⟨

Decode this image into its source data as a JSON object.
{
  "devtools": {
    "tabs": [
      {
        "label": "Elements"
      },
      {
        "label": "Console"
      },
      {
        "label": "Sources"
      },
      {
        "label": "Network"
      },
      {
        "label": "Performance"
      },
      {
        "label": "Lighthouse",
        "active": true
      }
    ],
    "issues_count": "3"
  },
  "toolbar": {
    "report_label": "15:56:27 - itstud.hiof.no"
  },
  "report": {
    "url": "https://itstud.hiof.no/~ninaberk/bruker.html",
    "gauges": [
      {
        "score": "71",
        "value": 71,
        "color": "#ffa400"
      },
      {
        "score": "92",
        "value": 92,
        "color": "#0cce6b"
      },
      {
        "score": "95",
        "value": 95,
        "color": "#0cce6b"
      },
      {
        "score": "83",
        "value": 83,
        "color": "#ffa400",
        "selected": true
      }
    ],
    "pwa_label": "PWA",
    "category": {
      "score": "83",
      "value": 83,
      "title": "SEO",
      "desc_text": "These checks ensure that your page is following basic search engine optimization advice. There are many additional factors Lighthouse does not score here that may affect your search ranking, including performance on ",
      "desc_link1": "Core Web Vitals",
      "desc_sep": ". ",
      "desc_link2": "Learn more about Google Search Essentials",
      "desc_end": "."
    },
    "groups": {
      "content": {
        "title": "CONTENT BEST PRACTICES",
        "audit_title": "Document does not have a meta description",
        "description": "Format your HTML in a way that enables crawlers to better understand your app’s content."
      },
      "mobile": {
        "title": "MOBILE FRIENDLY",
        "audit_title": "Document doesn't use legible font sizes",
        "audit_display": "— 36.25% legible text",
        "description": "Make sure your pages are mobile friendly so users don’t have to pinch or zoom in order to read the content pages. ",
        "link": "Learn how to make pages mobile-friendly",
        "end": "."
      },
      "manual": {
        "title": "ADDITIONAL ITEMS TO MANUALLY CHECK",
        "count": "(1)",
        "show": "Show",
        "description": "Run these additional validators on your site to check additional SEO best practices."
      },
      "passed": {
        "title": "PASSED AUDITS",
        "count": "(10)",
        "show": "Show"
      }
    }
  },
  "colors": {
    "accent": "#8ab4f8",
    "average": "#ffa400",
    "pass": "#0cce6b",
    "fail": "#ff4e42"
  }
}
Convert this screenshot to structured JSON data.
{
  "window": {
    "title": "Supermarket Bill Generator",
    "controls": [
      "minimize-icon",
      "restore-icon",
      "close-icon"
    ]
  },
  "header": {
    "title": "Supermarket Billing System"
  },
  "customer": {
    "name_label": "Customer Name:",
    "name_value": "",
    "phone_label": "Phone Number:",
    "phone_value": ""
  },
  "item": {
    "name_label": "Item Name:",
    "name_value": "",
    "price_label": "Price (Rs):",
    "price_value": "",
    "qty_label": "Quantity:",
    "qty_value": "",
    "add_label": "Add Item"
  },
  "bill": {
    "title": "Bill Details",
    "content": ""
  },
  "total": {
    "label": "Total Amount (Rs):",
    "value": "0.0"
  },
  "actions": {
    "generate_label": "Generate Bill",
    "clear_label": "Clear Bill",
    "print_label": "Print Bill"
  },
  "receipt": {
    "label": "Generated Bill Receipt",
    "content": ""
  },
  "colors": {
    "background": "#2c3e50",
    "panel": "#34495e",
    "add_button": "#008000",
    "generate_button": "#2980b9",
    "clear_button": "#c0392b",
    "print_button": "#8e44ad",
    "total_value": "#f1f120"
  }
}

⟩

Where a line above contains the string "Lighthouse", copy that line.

_Result of this exercise_
        "label": "Lighthouse",
      "desc_text": "These checks ensure that your page is following basic search engine optimization advice. There are many additional factors Lighthouse does not score here that may affect your search ranking, including performance on ",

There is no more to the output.